## RECORDS
===

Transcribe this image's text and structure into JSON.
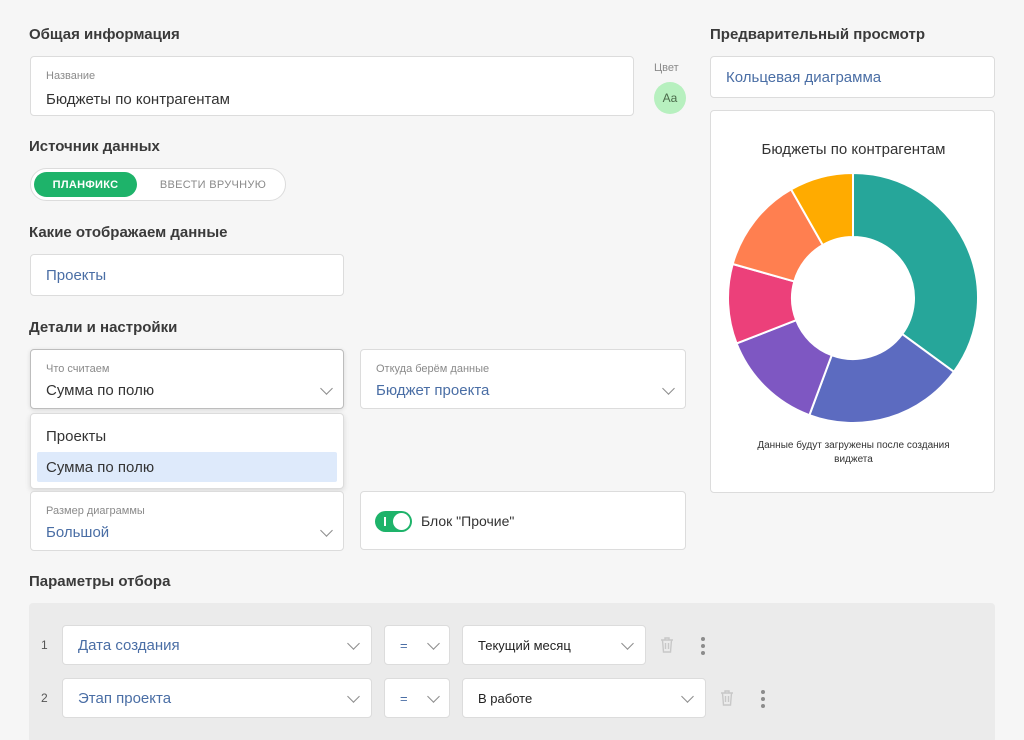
{
  "general": {
    "title": "Общая информация",
    "name_label": "Название",
    "name_value": "Бюджеты по контрагентам",
    "color_label": "Цвет",
    "color_sample": "Aa"
  },
  "source": {
    "title": "Источник данных",
    "options": [
      "ПЛАНФИКС",
      "ВВЕСТИ ВРУЧНУЮ"
    ],
    "selected": "ПЛАНФИКС"
  },
  "display": {
    "title": "Какие отображаем данные",
    "value": "Проекты"
  },
  "details": {
    "title": "Детали и настройки",
    "what_label": "Что считаем",
    "what_value": "Сумма по полю",
    "what_options": [
      "Проекты",
      "Сумма по полю"
    ],
    "from_label": "Откуда берём данные",
    "from_value": "Бюджет проекта",
    "size_label": "Размер диаграммы",
    "size_value": "Большой",
    "other_block_label": "Блок \"Прочие\"",
    "other_block_on": true
  },
  "filters": {
    "title": "Параметры отбора",
    "rows": [
      {
        "num": "1",
        "field": "Дата создания",
        "op": "=",
        "value": "Текущий месяц"
      },
      {
        "num": "2",
        "field": "Этап проекта",
        "op": "=",
        "value": "В работе"
      }
    ]
  },
  "preview": {
    "title": "Предварительный просмотр",
    "chart_type": "Кольцевая диаграмма",
    "chart_title": "Бюджеты по контрагентам",
    "note": "Данные будут загружены после создания виджета"
  },
  "colors": {
    "accent": "#1eb36a",
    "link": "#4a6ea5",
    "segments": [
      "#26a69a",
      "#5c6bc0",
      "#7e57c2",
      "#ec407a",
      "#ff7f50",
      "#ffab00"
    ]
  },
  "chart_data": {
    "type": "pie",
    "title": "Бюджеты по контрагентам",
    "values": [
      34,
      20,
      13,
      10,
      12,
      8
    ],
    "colors": [
      "#26a69a",
      "#5c6bc0",
      "#7e57c2",
      "#ec407a",
      "#ff7f50",
      "#ffab00"
    ]
  }
}
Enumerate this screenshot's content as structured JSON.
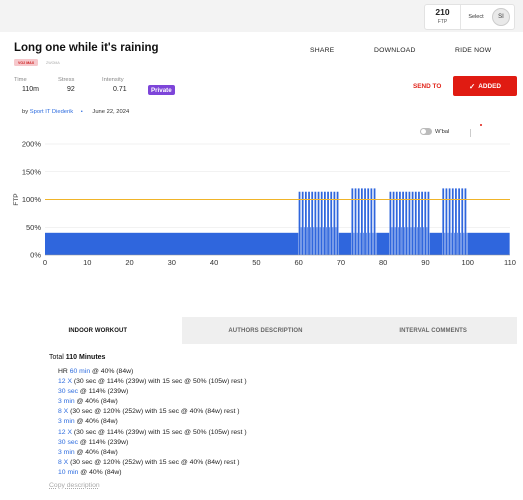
{
  "topbar": {
    "ftp_value": "210",
    "ftp_label": "FTP",
    "select_label": "Select",
    "avatar_initials": "SI"
  },
  "workout": {
    "title": "Long one while it's raining",
    "tag": "VO2 MAX",
    "tag2": "ZWOMA",
    "stats": [
      {
        "label": "Time",
        "value": "110m"
      },
      {
        "label": "Stress",
        "value": "92"
      },
      {
        "label": "Intensity",
        "value": "0.71"
      }
    ],
    "privacy": "Private",
    "by_prefix": "by",
    "author": "Sport IT Diederik",
    "separator": "•",
    "date": "June 22, 2024"
  },
  "actions": {
    "share": "SHARE",
    "download": "DOWNLOAD",
    "ride_now": "RIDE NOW",
    "send_to": "SEND TO",
    "added": "ADDED"
  },
  "wbal_label": "W'bal",
  "colors": {
    "accent": "#e01b12",
    "bar": "#2f66dd",
    "ftp_line": "#f0b429",
    "private": "#7d45d9",
    "link": "#2d6cdf"
  },
  "chart_data": {
    "type": "bar",
    "ylabel": "FTP",
    "yticks": [
      "0%",
      "50%",
      "100%",
      "150%",
      "200%"
    ],
    "xticks": [
      "0",
      "10",
      "20",
      "30",
      "40",
      "50",
      "60",
      "70",
      "80",
      "90",
      "100",
      "110"
    ],
    "ylim": [
      0,
      200
    ],
    "xlim": [
      0,
      110
    ],
    "ftp_line": 100,
    "segments": [
      {
        "start": 0,
        "duration": 60,
        "power": 40
      },
      {
        "block": "interval",
        "start": 60,
        "reps": 12,
        "on_duration": 0.5,
        "on_power": 114,
        "off_duration": 0.25,
        "off_power": 50
      },
      {
        "start": 69,
        "duration": 0.5,
        "power": 114
      },
      {
        "start": 69.5,
        "duration": 3,
        "power": 40
      },
      {
        "block": "interval",
        "start": 72.5,
        "reps": 8,
        "on_duration": 0.5,
        "on_power": 120,
        "off_duration": 0.25,
        "off_power": 40
      },
      {
        "start": 78.5,
        "duration": 3,
        "power": 40
      },
      {
        "block": "interval",
        "start": 81.5,
        "reps": 12,
        "on_duration": 0.5,
        "on_power": 114,
        "off_duration": 0.25,
        "off_power": 50
      },
      {
        "start": 90.5,
        "duration": 0.5,
        "power": 114
      },
      {
        "start": 91,
        "duration": 3,
        "power": 40
      },
      {
        "block": "interval",
        "start": 94,
        "reps": 8,
        "on_duration": 0.5,
        "on_power": 120,
        "off_duration": 0.25,
        "off_power": 40
      },
      {
        "start": 100,
        "duration": 10,
        "power": 40
      }
    ]
  },
  "tabs": [
    "INDOOR WORKOUT",
    "AUTHORS DESCRIPTION",
    "INTERVAL COMMENTS"
  ],
  "description": {
    "total_prefix": "Total",
    "total_value": "110 Minutes",
    "lines": [
      {
        "pre": "HR ",
        "link": "60 min",
        "post": " @ 40% (84w)"
      },
      {
        "pre": "",
        "link": "12 X",
        "post": " (30 sec @ 114% (239w) with 15 sec @ 50% (105w) rest )"
      },
      {
        "pre": "",
        "link": "30 sec",
        "post": " @ 114% (239w)"
      },
      {
        "pre": "",
        "link": "3 min",
        "post": " @ 40% (84w)"
      },
      {
        "pre": "",
        "link": "8 X",
        "post": " (30 sec @ 120% (252w) with 15 sec @ 40% (84w) rest )"
      },
      {
        "pre": "",
        "link": "3 min",
        "post": " @ 40% (84w)"
      },
      {
        "pre": "",
        "link": "12 X",
        "post": " (30 sec @ 114% (239w) with 15 sec @ 50% (105w) rest )"
      },
      {
        "pre": "",
        "link": "30 sec",
        "post": " @ 114% (239w)"
      },
      {
        "pre": "",
        "link": "3 min",
        "post": " @ 40% (84w)"
      },
      {
        "pre": "",
        "link": "8 X",
        "post": " (30 sec @ 120% (252w) with 15 sec @ 40% (84w) rest )"
      },
      {
        "pre": "",
        "link": "10 min",
        "post": " @ 40% (84w)"
      }
    ],
    "copy": "Copy description"
  }
}
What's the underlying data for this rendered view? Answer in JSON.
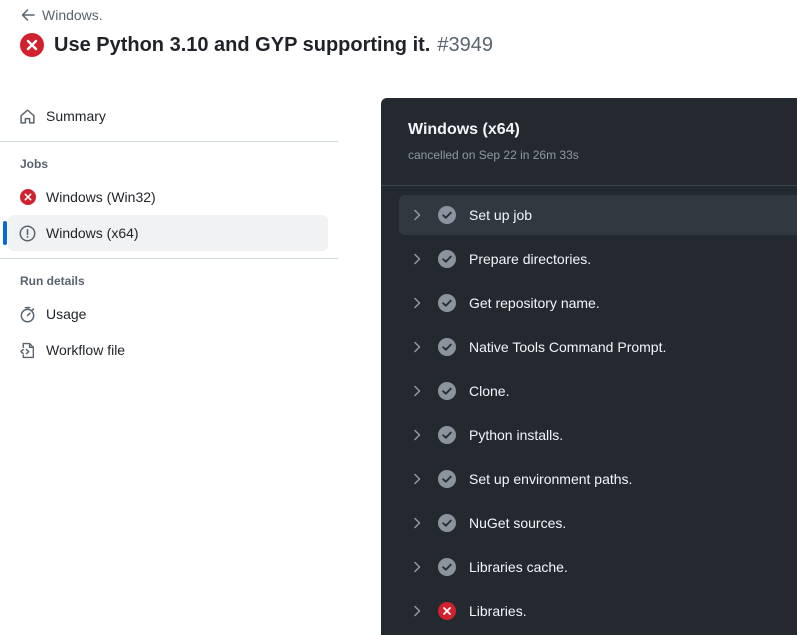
{
  "header": {
    "back_label": "Windows.",
    "title": "Use Python 3.10 and GYP supporting it.",
    "run_number": "#3949",
    "status": "failure"
  },
  "sidebar": {
    "summary_label": "Summary",
    "jobs_heading": "Jobs",
    "jobs": [
      {
        "label": "Windows (Win32)",
        "status": "failure",
        "icon": "x-circle-icon"
      },
      {
        "label": "Windows (x64)",
        "status": "cancelled",
        "icon": "alert-circle-icon",
        "selected": true
      }
    ],
    "run_details_heading": "Run details",
    "usage_label": "Usage",
    "workflow_file_label": "Workflow file"
  },
  "job": {
    "title": "Windows (x64)",
    "subtitle": "cancelled on Sep 22 in 26m 33s",
    "steps": [
      {
        "label": "Set up job",
        "status": "success"
      },
      {
        "label": "Prepare directories.",
        "status": "success"
      },
      {
        "label": "Get repository name.",
        "status": "success"
      },
      {
        "label": "Native Tools Command Prompt.",
        "status": "success"
      },
      {
        "label": "Clone.",
        "status": "success"
      },
      {
        "label": "Python installs.",
        "status": "success"
      },
      {
        "label": "Set up environment paths.",
        "status": "success"
      },
      {
        "label": "NuGet sources.",
        "status": "success"
      },
      {
        "label": "Libraries cache.",
        "status": "success"
      },
      {
        "label": "Libraries.",
        "status": "failure"
      }
    ]
  },
  "colors": {
    "failure": "#cf222e",
    "success_dark": "#8b949e",
    "accent": "#0969da",
    "panel_bg": "#24292f"
  }
}
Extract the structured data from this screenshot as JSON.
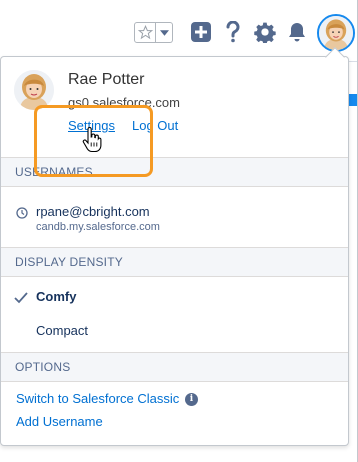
{
  "topbar": {
    "icons": [
      "star-icon",
      "chevron-down-icon",
      "add-icon",
      "help-icon",
      "gear-icon",
      "bell-icon",
      "avatar"
    ]
  },
  "user": {
    "name": "Rae Potter",
    "org": "gs0.salesforce.com",
    "settings_label": "Settings",
    "logout_label": "Log Out"
  },
  "usernames": {
    "heading": "USERNAMES",
    "items": [
      {
        "email": "rpane@cbright.com",
        "domain": "candb.my.salesforce.com"
      }
    ]
  },
  "density": {
    "heading": "DISPLAY DENSITY",
    "options": [
      {
        "label": "Comfy",
        "selected": true
      },
      {
        "label": "Compact",
        "selected": false
      }
    ]
  },
  "options": {
    "heading": "OPTIONS",
    "switch_label": "Switch to Salesforce Classic",
    "add_username_label": "Add Username"
  },
  "colors": {
    "link": "#0070d2",
    "highlight": "#f59a23",
    "section_bg": "#f4f6f9"
  }
}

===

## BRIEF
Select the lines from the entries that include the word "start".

## TASK ANSWER
        "start": 0,
        "start": 60,
        "start": 69,
        "start": 69.5,
        "start": 72.5,
        "start": 78.5,
        "start": 81.5,
        "start": 90.5,
        "start": 91,
        "start": 94,
        "start": 100,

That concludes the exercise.